This is the main reason I highly recommend making your own Chinese takeout instead of ordering in a restaurant. Chinese restaurants sometimes use very sugary sauces that make your blood glucose shoot through the roof. On the other hand, homemade sauces use fresh aromatics to create a bold flavor with minimum sugar added. In the case of sauces with high sugar content, such as sweet and sour sauce or orange sauce, you can use sugar substitutes instead of real sugar. There are also many other low sugar sauces, such as black bean sauce and garlic sauce, which make your dish way better than takeout.
- You can further reduce your carb intake by choosing healthier side dishes over white rice.
If you assume you have to pair a stir fry with steamed white rice or boiled noodles, think again! There are many other delicious side dish options that not only have a low glycemic index, but also pair perfectly with your stir fry. For example, quinoa and brown rice are healthier options and more filling than white rice. Cauliflower rice and zucchini noodles are even better. Not only do they keep your carb intake to a minimum, you can increase your daily vegetable consumption without fuss. Another great alternative is Shirataki noodles, or zero-calorie noodles. They are a type of translucent noodle made with Japanese yam that contains high dietary fiber and very few carbs.
- The cooking is practical for a weekday dinner, once you get the hang of it.
Cooking Chinese food at home might sound intimidating. You will find it much easier than you thought once you try it. All you need is a reliable recipe and a few very basic ingredients. And believe me, you don’t need to purchase a wok at all. Nowadays many Chinese families use nonstick skillets to cook stir fries, because they require less oil, are easier to clean, and generate less smoke.
The desire for delicious food and the need to maintain a balanced diet is a lifelong battle that you need to fight on a daily basis. Hopefully, homemade Chinese food will make your meal planning easier, your stomach happier, and your body healthier!
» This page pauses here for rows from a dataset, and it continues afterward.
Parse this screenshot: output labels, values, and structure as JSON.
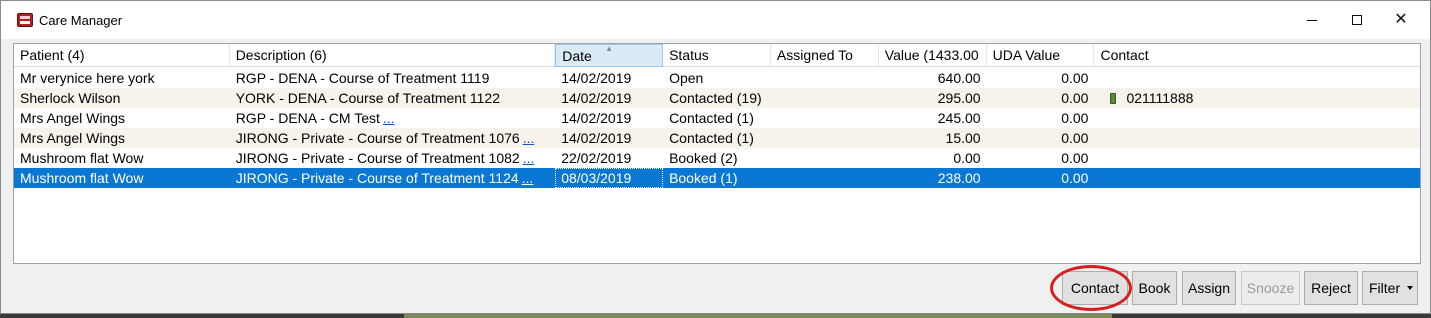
{
  "window": {
    "title": "Care Manager",
    "icon": "care-manager-app-icon"
  },
  "columns": [
    {
      "label": "Patient (4)"
    },
    {
      "label": "Description (6)"
    },
    {
      "label": "Date",
      "sorted": "ascending"
    },
    {
      "label": "Status"
    },
    {
      "label": "Assigned To"
    },
    {
      "label": "Value (1433.00"
    },
    {
      "label": "UDA Value"
    },
    {
      "label": "Contact"
    }
  ],
  "rows": [
    {
      "patient": "Mr verynice here york",
      "description": "RGP - DENA - Course of Treatment 1119",
      "more": "",
      "date": "14/02/2019",
      "status": "Open",
      "assigned": "",
      "value": "640.00",
      "uda": "0.00",
      "contact": ""
    },
    {
      "patient": "Sherlock Wilson",
      "description": "YORK - DENA - Course of Treatment 1122",
      "more": "",
      "date": "14/02/2019",
      "status": "Contacted  (19)",
      "assigned": "",
      "value": "295.00",
      "uda": "0.00",
      "contact": "021111888"
    },
    {
      "patient": "Mrs Angel Wings",
      "description": "RGP - DENA - CM Test",
      "more": "...",
      "date": "14/02/2019",
      "status": "Contacted  (1)",
      "assigned": "",
      "value": "245.00",
      "uda": "0.00",
      "contact": ""
    },
    {
      "patient": "Mrs Angel Wings",
      "description": "JIRONG - Private - Course of Treatment 1076",
      "more": "...",
      "date": "14/02/2019",
      "status": "Contacted  (1)",
      "assigned": "",
      "value": "15.00",
      "uda": "0.00",
      "contact": ""
    },
    {
      "patient": "Mushroom flat Wow",
      "description": "JIRONG - Private - Course of Treatment 1082",
      "more": "...",
      "date": "22/02/2019",
      "status": "Booked  (2)",
      "assigned": "",
      "value": "0.00",
      "uda": "0.00",
      "contact": ""
    },
    {
      "patient": "Mushroom flat Wow",
      "description": "JIRONG - Private - Course of Treatment 1124",
      "more": "...",
      "date": "08/03/2019",
      "status": "Booked  (1)",
      "assigned": "",
      "value": "238.00",
      "uda": "0.00",
      "contact": "",
      "selected": true
    }
  ],
  "buttons": {
    "contact": "Contact",
    "book": "Book",
    "assign": "Assign",
    "snooze": "Snooze",
    "reject": "Reject",
    "filter": "Filter"
  },
  "colors": {
    "selection": "#0b77d4",
    "highlight_ring": "#d81e1e"
  }
}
Maggie Zhu is the author of The Chinese Stir Fry Sauce Cookbook and the owner of Omnivore’s Cookbook since 2013. Her passion is sharing modern Chinese recipes that teach you how to cook better food with a less labor-intensive approach. Her website was featured by Yahoo News as one of the seven food blogs you should be following for Asian cuisine. She is originally from Beijing, and now cooks from her Austin, Texas kitchen.